In the spirit of cheap travel and being a student abroad Erin and I were able to plan a trip to Amsterdam for only $100. Yes, it involved a train, a bus, a flight, a bus, and another train, but it was cheap! All week we looked forward to Amsterdam. Two of our best friends were going to meet us there, and we were staying in a hostel. For some reason, I found the idea of staying at a hostel with strangers fun and exciting.
Wednesday I got an email announcing we had a snow day on Thursday. On the one hand, I was so excited and it made my day of travel the next day way more manageable. On the other, I was sort of bummed out that it was my cooking class I was missing.
Snow in Florence is not snow in Ohio and is definitely not snow in Boston. I woke up early and walked down the street to get last minute travel needs. Okay, yes, it was the mini bottles for toiletries. I’m a product girl, I cannot help it! The “major snowfall” was a light dusting. The Duomo was breathtaking with a little bit of snow covering the dome. I did not expect with weather like this any of our travel plans would be a issue.
Should We Just Take a Cab?
I was wrong. Our train was canceled and we were not given any kind of notification. I asked a woman if she knew where the bus station was, she did not. There is a bus that goes directly to the Bologna airport and I needed to find it. Approaching her again, I told her I needed to get to Bologna as soon as possible. After glancing at the board she told me the 12:15 to Venice would get me there. Better yet, I didn’t even need to buy a new ticket!

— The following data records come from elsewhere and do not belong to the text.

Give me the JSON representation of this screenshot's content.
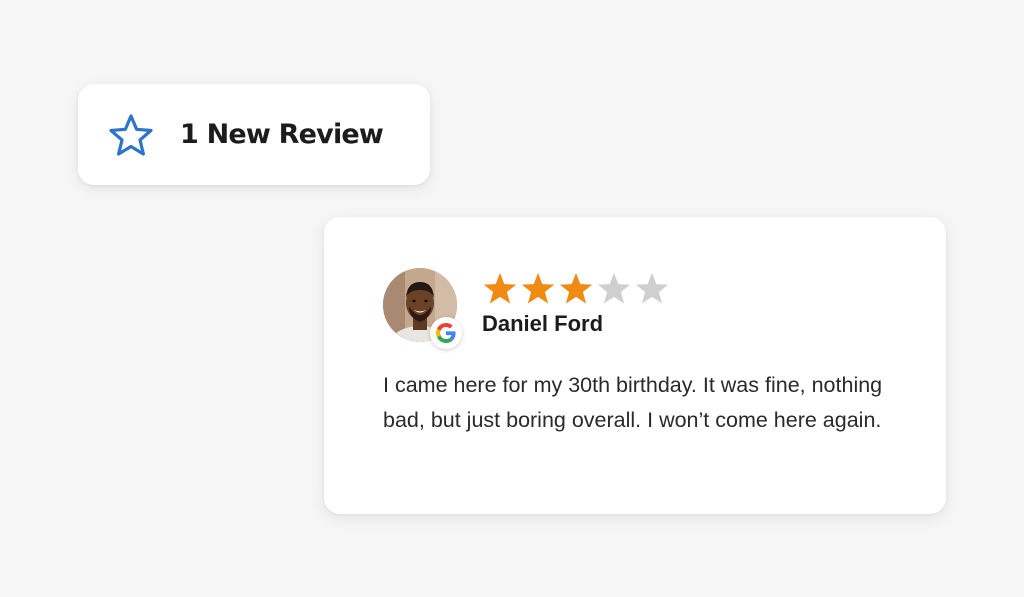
{
  "notification": {
    "icon": "star-outline-icon",
    "title": "1 New Review",
    "accent_color": "#2f74c9"
  },
  "review": {
    "source_icon": "google-g-icon",
    "rating": 3,
    "max_rating": 5,
    "star_filled_color": "#f08a12",
    "star_empty_color": "#cfcfcf",
    "reviewer_name": "Daniel Ford",
    "text": "I came here for my 30th birthday. It was fine, nothing bad, but just boring overall. I won’t come here again."
  }
}
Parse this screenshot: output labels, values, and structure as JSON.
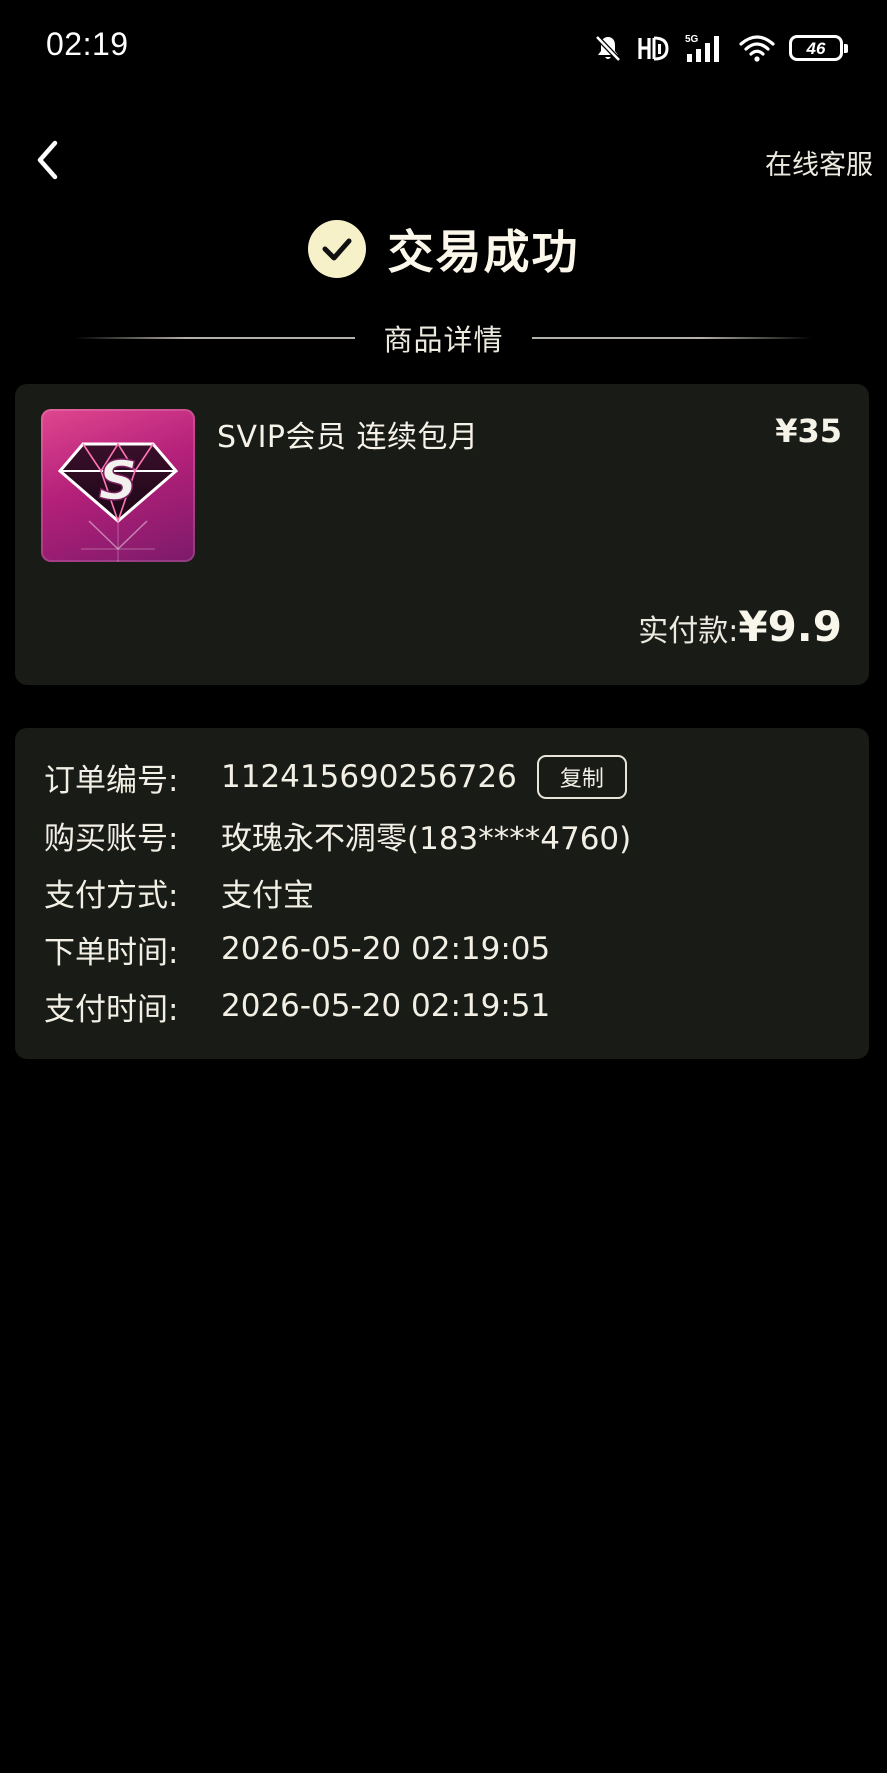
{
  "status_bar": {
    "time": "02:19",
    "battery_level": "46",
    "network_label": "5G",
    "icons": [
      "bell-off-icon",
      "hd-icon",
      "signal-icon",
      "wifi-icon",
      "battery-icon"
    ]
  },
  "nav": {
    "back_icon": "chevron-left-icon",
    "support_label": "在线客服"
  },
  "header": {
    "status_icon": "check-circle-icon",
    "title": "交易成功"
  },
  "section": {
    "title": "商品详情"
  },
  "product": {
    "name": "SVIP会员 连续包月",
    "price": "¥35",
    "paid_label": "实付款:",
    "paid_amount": "¥9.9",
    "thumb_letter": "S"
  },
  "order": {
    "rows": [
      {
        "label": "订单编号:",
        "value": "112415690256726"
      },
      {
        "label": "购买账号:",
        "value": "玫瑰永不凋零(183****4760)"
      },
      {
        "label": "支付方式:",
        "value": "支付宝"
      },
      {
        "label": "下单时间:",
        "value": "2026-05-20 02:19:05"
      },
      {
        "label": "支付时间:",
        "value": "2026-05-20 02:19:51"
      }
    ],
    "copy_label": "复制"
  },
  "colors": {
    "background": "#000000",
    "card": "#191b17",
    "accent_check": "#f6f1c9",
    "thumb_gradient_start": "#e0478f",
    "thumb_gradient_end": "#7c1a6a"
  }
}
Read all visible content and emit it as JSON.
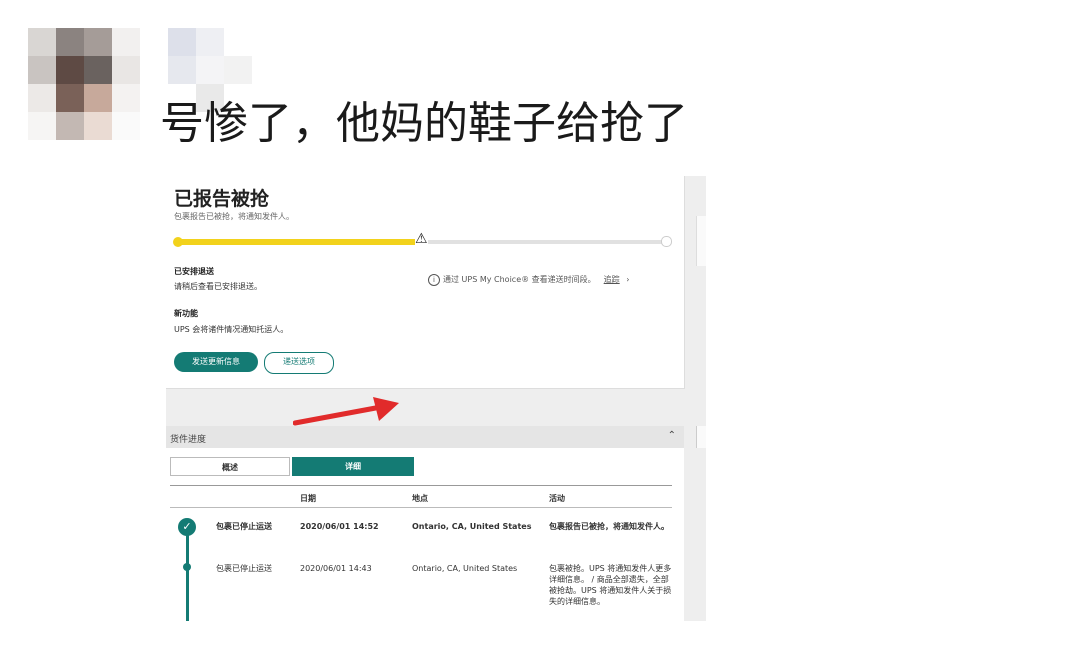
{
  "post": {
    "caption": "号惨了，他妈的鞋子给抢了"
  },
  "colors": {
    "accent": "#147b74",
    "progress": "#f2d21c",
    "arrow": "#e12b2b"
  },
  "screenshot": {
    "status_title": "已报告被抢",
    "status_sub": "包裹报告已被抢，将通知发件人。",
    "progress_fraction": 0.5,
    "progress_icon": "warning-triangle-icon",
    "warning_glyph": "⚠",
    "label1_title": "已安排退送",
    "label1_text": "请稍后查看已安排退送。",
    "label2_title": "新功能",
    "label2_text": "UPS 会将诸件情况通知托运人。",
    "info_text": "通过 UPS My Choice® 查看递送时间段。",
    "info_glyph": "i",
    "info_more": "追踪",
    "info_chevron": "›",
    "btn_primary": "发送更新信息",
    "btn_secondary": "递送选项",
    "section_title": "货件进度",
    "section_caret": "⌃",
    "tab_overview": "概述",
    "tab_details": "详细",
    "table_headers": [
      "日期",
      "地点",
      "活动"
    ],
    "rows": [
      {
        "status": "包裹已停止运送",
        "date": "2020/06/01  14:52",
        "location": "Ontario, CA, United States",
        "activity": "包裹报告已被抢，将通知发件人。"
      },
      {
        "status": "包裹已停止运送",
        "date": "2020/06/01  14:43",
        "location": "Ontario, CA, United States",
        "activity": "包裹被抢。UPS 将通知发件人更多详细信息。 / 商品全部遗失，全部被抢劫。UPS 将通知发件人关于损失的详细信息。"
      }
    ],
    "check_glyph": "✓"
  }
}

The snow had only picked up when we arrived in Bologna. We waited for the bus to the airport that ran every 11 minutes. After 25 minutes we decided the snow had impacted this too and we needed to get a cab.
Multiple times throughout our journey to the airport I looked at Erin and said “Should we just get a cab?”
The Bologna airport has no seats at the gate. We arrived with an hour before boarding. To feed Erin’s hanger we walked around the packed airport in search of food. It felt like each step I took another announcement about a canceled flight. In front of our gate people had begun to line up, as they normally do. The airline which was definitely not Ryanair had not said we were boarding, in fact, they had not said anything.
We stood in line for about 30 minutes until we were told we were boarding. 30 more minutes pass and we are still standing in line. I look up at the screen: Delayed.
WHY DID NO ONE SAY ANYTHING?
Definitely NOT Ryanair.
I begin to look up other possible flights, trains, buses, any other way to get to Amsterdam. After the second delay with no word from the airline I had a feeling the flight was not going to make it out.
I found a direct flight out of Bologna later that day. It was very expensive online but I wondered if it might be cheaper from standby. Erin stayed at the gate and I told her to inform me if anything happened. Power-walking through to the gate, my brain was racing: why had no one told us anything? Why were people calmly standing in line? What would happen if I demanded the person at the gate told me what was happening?
No one was at the gate for the other flight. The flight takes off in an hour and no one is at the gate? I thought about how well I could run this airport. As I waited I checked my phone praying Erin would text me that we were boarding finally, this time for real. Nothing came. I refused to take a night bus again after that trip t-
“BOARDING” “WE ARE BOARDING” “COME NOW”
I sprinted back to the gate and was so excited to see people scanning their tickets and walking to the plane.
Still NOT Ryanair.
Finally settled in my seat on the plane I was relieved. Earlier, I had convinced myself this flight would never happen.
“Hello ladies and gentleman welcome aboard. I am so glad we were able to get you on this flight. Before we take off we just need to check and make sure the aircraft is fully de-iced. We are in the que for this and we should be ready to take off in about 1-2 hours or so.”
I almost screamed out loud. The man next to me began to anger eat a can of nuts. 1-2 HOURS sitting on a plane that was going to be in the air for maybe an hour.
Turns out the entire airport had one machine to do this de-ice service. YUP. Definitely not Boston.
Will anyone ever look at my passport?
I got off the plane and rushed ahead in order to be in the front of the passport line, eager to make the train to Amsterdam. I continued to power walk ahead until all of a sudden I was in the airport, exit outside in front of me. How was it that no one at any time on my trip looked at my passport? Still, I am unsure.
Erin and I were able to make it to our train with time to buy snacks and charge our phones. We got into Amsterdam around 11:45 PM after leaving for Amsterdam at about 11:30 AM. Both our friends were waiting in the Hostel for us and we were able to all go get late night burgers and catch up.
A weekend filled with nothing important but spending time with some of my favorite people on Earth. A travel day from the devil is worth a weekend like that.